Nfonoyim will travel to Spain to study and document the immigrant experiences of Dominican and Sub-Saharan African Women in Madrid. She is an honors major in sociology and anthropology, with a minor in Latin American studies. At Swarthmore has been involved in several cultural organizations and the communities of the Intercultural Center and the Black Cultural Center.
Ronni Sadovsky '08
Sadovsky is an honors major in philosophy with a second major in linguistics. At Swarthmore, she founded the Lady Philosophers' Dinner group. She is also involved in Ruach and serves as a writing associate. She plans to spend her Fulbright year in Israel at the Center for the Study of Rationality at the Hebrew University in Jerusalem, studying the way that people's thoughts, emotions and desires help them to perceive and fulfill moral obligations.
Jamie Saxon '09
Saxon is an honors political science and physics double major. He credits the Swarthmore faculty with fostering a rigorous and compelling atmosphere for pursuing these interests. Outside of the classroom, he has been involved in the outdoor adventure group, sung in the college choir, and served as secretary of the debate society. As a member of the High Energy Physics group of the University of Pennsylvania, he has worked for the past five summers on the A Toroidal LHC ApparatuS (ATLAS), one of two large, multi-purpose particle detectors now reaching completion at the European Laboratories for Particle Physics (CERN), in Geneva, Switzerland.
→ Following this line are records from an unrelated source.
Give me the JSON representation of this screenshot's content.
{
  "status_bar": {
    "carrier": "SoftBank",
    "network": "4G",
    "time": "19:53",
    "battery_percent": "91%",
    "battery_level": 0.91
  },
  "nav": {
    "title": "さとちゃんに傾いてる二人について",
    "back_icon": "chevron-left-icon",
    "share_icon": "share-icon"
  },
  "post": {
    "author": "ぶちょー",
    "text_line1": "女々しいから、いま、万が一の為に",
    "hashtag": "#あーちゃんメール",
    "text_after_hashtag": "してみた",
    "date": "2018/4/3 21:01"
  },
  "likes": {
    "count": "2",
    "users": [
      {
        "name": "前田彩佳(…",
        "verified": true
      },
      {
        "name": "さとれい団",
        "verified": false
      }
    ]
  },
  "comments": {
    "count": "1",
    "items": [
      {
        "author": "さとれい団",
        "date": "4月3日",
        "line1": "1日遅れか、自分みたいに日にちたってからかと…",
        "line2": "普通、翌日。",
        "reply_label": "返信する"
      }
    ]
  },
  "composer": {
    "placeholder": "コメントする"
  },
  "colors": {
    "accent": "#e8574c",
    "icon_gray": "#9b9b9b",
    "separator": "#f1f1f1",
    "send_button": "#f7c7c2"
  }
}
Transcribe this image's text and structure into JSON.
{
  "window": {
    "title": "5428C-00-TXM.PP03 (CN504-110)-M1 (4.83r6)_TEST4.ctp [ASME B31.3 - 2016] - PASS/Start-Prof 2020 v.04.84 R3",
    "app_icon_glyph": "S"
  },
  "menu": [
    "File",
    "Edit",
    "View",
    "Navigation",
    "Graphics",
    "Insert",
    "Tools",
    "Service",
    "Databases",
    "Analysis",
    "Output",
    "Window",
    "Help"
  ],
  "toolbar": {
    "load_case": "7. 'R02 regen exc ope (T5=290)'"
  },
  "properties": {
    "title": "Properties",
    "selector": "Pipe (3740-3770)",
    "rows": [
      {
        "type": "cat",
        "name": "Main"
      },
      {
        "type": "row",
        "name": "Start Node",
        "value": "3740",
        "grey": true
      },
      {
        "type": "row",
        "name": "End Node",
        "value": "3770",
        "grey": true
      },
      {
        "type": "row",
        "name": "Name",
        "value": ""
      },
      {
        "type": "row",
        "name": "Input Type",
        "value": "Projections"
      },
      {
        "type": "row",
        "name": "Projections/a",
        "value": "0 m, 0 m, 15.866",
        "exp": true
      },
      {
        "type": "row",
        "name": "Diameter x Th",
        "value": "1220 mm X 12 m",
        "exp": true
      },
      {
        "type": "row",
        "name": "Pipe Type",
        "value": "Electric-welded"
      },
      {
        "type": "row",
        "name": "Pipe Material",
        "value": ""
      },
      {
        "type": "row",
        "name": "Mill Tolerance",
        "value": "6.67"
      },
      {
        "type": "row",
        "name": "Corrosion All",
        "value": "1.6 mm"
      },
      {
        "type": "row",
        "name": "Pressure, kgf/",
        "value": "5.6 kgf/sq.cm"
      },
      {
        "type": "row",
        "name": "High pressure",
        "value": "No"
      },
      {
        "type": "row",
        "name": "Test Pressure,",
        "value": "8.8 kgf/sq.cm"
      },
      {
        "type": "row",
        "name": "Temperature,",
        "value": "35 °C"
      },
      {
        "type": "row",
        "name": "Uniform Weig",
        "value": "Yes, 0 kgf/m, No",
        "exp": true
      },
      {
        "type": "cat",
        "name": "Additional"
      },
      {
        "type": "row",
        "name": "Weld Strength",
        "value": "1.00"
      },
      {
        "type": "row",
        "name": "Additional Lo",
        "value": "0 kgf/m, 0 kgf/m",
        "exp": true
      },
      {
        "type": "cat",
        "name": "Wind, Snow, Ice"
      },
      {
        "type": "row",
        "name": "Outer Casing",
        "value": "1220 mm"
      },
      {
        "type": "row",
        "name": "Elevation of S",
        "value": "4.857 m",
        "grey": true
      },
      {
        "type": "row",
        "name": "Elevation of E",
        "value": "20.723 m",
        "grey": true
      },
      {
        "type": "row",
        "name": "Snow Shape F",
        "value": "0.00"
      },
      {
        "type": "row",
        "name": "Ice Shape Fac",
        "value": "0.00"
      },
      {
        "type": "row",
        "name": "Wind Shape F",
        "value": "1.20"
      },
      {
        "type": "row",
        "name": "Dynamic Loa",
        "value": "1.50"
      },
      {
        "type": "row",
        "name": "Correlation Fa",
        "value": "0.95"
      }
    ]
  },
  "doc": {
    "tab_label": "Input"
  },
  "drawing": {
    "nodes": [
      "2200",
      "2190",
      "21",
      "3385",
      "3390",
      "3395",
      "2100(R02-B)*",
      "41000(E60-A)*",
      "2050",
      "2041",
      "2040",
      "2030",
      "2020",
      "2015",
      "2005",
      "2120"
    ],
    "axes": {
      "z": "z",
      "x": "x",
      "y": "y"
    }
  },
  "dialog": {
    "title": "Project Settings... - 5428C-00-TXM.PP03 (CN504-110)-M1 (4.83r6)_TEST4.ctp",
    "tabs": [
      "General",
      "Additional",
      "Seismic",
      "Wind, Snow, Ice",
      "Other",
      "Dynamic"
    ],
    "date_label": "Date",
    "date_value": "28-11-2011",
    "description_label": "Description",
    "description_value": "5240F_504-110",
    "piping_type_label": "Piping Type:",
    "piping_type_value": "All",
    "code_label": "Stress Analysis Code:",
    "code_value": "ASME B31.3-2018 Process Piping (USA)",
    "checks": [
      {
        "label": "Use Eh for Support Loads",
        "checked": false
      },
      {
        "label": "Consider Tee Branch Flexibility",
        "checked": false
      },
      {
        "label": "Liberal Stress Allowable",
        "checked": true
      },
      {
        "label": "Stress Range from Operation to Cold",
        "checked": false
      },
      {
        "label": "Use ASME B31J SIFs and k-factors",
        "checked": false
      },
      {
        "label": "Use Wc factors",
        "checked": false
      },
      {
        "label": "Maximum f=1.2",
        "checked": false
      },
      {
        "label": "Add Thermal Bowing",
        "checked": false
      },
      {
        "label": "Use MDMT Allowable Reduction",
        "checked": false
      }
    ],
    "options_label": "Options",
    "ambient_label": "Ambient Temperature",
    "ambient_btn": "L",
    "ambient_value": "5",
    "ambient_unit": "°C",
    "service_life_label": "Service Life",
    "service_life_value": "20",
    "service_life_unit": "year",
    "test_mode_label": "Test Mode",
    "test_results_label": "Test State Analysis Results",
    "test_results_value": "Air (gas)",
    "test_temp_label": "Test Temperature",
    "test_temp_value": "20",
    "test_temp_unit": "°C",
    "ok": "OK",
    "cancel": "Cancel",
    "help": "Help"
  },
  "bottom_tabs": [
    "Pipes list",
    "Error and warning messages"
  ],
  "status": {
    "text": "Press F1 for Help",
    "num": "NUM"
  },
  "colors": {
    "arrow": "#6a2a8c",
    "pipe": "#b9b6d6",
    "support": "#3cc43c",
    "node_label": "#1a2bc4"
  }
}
He will continue that research this summer.
Andrew Sniderman '07
An honors political science and philosophy graduate from Montréal, Canada, Sniderman will study at Oxford University next fall.
During his junior year, Sniderman co-founded the Genocide Intervention Network, ultimately delivering speeches across the U.S. and helping to oversee a national lobbying, mobilization, and fundraising effort to provide citizens with tools to prevent and stop genocide. Currently he is serving in Ottawa as a fellow in the Parlimentary Internship Programme and as an Action Canada fellow.
Read an interview with Andrew in the Daily Gazette.
Lydia Thé '08
National Science Foundation Graduate Research Fellow
Thé started doing science research in high school at the N.Y.U. School of Medicine through a New York Academy of Sciences program. As a biology major at Swarthmore, she has worked with Professor Elizabeth Vallen, studying the role of the myosin protein in yeast cell division. She has also studied germline development in the worm, C. elegans, with Geraldine Seydoux at Johns Hopkins Medicine. She presented her findings at the 2007 International C. elegans Meeting in Los Angeles. This fall, she will join the Molecular and Cell Biology Graduate Program at the University of California at Berkeley.
Alyssa Van Thoen'08
Van Thoen, a music and French double major, will teach English to students at the University of Ghent in Belgium. She also plans to play in a string quartet and take Dutch language courses. Heavily involved in music at Swarthmore, her experiences have included playing in a string quartet and the orchestra and directing an a cappella group.
Latika Young '03
Young, an honors dance major with minor in environmental studies, will teach English to students at the University of Banja Luka in Bosnia and Herzegovina and will advise on educational matters for the university and for outreach projects. In addition, she will create a video documentary that explores how artistic practices connect across socio-political boundaries within the country. Having become interested in the post-socialist state while studying abroad with the Swarthmore program in Poland, her most recent research took her to Kosovo in the summer of 2007, where she produced a documentary about the divided town of Kosovska Mitrovica with students from around South East Europe.